The US technology war with China, by a combination of both default and design, is pulling Taiwan closer into the orbit of the United States. There have long been reports of US pressure on Taiwanese semiconductor companies to resist sales to China and do more manufacturing in the US. In May, this culminated in both an announcement from TSMC that it would spend US$12 billion on a US manufacturing plant (with an unspecified amount of US government support) and a technical change to export rules.

New export rules in the US designed to target Huawei will have big implications for Taiwanese semiconductor manufacturers such as TSMC. In the past, TSMC earned nearly a fifth of its revenue from sales to China. But much of that has ground to a halt. Because TSMC uses US semiconductor equipment to make the chips it sells, there are now limits on who it can sell to. The rules mean TSMC will be ever more reliant on the US market for sales.

For China, the new rules won’t bite for a little while.
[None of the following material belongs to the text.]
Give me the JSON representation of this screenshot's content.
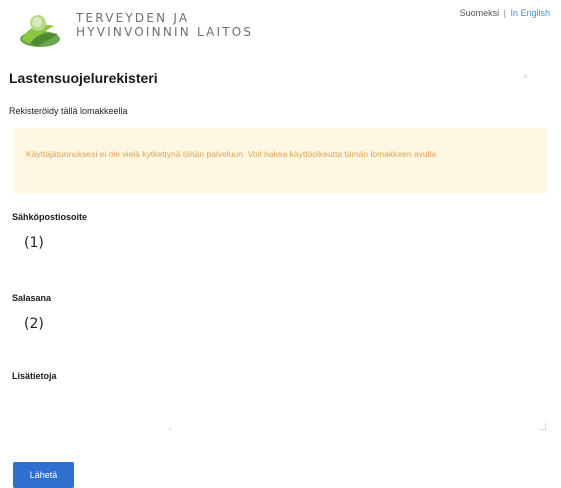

Huawei has reportedly stockpiled a year’s supply of chips. There has also been some media speculation about an exemption – will TSMC’s US$12 billion investment in the US buy it some leeway? And a year is a long time in both politics and technology; whether China can negotiate, or innovate, its way out of this dilemma is anyone’s guess.

The ability of Taiwanese semiconductor firms to seek out friendly ties with both the US and China is also made harder by the ideological approach of President Xi Jinping to Taiwan’s status. One might think that China’s dependency on Taiwan for chips might endear it to the status quo. But Xi isn’t such a realist when it comes to Taiwan. Beijing views Taiwan in largely political terms – preoccupied with “the great trend of history” towards unification, as Xi claimed in his January 2019 speech which soured cross-strait relations. This is because ideas of the Communist Party’s legitimacy are tightly bound together with control over China’s territory and historical sovereignty of Taiwan. Save for paying handsome salaries to attract Taiwanese talent, China’s increasingly hostile policy to Taiwan is remarkably at odds with its trade interests.

The technology war, increasingly nationalist trade policies in the US, and ideological hardening in China mean that Taiwan’s ability to keep calm and carry on is getting tricker. And the semiconductor industry is where politics gets real for Taiwan. The industry accounts for around 15% of Taiwan’s GDP, so there’s a lot at stake. Taiwan’s dominance in this tiny but strategically important technology is becoming another layer of complexity in the US, China, Taiwan triangle.